▶ Work to complete: Look through the entries below and say how many lines contain the string "true". Give the number only.

▼▼▼

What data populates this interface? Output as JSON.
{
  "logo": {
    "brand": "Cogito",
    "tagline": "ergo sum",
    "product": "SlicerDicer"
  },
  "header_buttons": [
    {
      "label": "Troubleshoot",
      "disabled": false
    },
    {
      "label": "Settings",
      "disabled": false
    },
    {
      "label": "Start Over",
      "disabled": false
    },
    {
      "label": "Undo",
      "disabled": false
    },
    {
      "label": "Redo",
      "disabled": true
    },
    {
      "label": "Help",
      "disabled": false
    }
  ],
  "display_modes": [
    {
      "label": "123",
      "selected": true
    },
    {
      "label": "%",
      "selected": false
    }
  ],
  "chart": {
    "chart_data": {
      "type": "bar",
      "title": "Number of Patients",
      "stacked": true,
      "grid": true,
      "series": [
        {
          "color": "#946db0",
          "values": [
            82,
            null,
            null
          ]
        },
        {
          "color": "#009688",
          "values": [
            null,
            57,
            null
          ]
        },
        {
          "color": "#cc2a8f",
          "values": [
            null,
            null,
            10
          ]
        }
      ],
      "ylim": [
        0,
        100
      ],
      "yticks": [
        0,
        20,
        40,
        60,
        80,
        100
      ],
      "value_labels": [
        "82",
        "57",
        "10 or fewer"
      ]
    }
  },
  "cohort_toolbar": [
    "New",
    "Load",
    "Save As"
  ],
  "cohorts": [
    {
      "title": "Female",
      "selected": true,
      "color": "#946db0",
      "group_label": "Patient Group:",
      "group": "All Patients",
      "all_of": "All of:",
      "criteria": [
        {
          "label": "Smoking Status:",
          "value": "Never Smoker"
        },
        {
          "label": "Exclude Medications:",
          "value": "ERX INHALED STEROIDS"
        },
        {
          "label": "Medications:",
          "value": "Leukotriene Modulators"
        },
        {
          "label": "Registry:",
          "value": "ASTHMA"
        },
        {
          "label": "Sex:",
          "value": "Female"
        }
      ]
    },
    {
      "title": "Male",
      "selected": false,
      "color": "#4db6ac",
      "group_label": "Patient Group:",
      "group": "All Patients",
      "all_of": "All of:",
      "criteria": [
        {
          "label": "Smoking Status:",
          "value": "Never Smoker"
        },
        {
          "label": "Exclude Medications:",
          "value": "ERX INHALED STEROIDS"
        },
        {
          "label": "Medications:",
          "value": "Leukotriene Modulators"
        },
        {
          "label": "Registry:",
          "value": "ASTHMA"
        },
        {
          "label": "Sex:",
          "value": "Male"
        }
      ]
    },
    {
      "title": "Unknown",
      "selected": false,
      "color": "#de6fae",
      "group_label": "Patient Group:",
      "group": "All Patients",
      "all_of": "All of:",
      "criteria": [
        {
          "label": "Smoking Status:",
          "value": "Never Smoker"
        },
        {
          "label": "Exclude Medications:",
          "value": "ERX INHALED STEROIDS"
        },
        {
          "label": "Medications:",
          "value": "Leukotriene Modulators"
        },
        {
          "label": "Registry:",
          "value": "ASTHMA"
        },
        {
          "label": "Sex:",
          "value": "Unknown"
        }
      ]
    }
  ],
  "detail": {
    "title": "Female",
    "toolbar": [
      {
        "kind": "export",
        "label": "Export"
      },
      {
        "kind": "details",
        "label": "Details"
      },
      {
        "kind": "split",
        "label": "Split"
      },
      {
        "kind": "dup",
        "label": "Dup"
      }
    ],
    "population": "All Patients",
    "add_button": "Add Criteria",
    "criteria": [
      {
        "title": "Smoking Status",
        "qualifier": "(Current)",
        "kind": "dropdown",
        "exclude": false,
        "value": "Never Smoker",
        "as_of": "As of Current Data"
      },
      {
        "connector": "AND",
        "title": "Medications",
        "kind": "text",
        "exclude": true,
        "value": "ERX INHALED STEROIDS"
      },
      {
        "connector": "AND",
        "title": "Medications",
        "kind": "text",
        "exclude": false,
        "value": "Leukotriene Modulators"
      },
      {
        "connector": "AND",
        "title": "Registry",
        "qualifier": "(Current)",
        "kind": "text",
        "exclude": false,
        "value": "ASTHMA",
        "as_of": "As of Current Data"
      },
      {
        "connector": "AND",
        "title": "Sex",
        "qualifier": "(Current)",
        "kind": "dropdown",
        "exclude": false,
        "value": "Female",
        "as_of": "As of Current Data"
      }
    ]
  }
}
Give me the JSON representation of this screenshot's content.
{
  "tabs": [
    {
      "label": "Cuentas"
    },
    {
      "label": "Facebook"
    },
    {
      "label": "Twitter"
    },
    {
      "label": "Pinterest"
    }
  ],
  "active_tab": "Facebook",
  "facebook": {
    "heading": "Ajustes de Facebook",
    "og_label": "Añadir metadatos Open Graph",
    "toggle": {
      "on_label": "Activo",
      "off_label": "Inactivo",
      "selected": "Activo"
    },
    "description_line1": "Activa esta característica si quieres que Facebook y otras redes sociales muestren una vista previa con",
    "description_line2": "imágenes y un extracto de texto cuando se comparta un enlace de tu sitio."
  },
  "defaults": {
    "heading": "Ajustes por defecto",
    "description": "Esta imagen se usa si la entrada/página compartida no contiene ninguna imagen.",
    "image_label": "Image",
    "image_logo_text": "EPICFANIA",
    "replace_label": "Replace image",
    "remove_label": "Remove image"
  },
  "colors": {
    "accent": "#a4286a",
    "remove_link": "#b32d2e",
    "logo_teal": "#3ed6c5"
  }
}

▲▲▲

▶ Result for this exercise: 6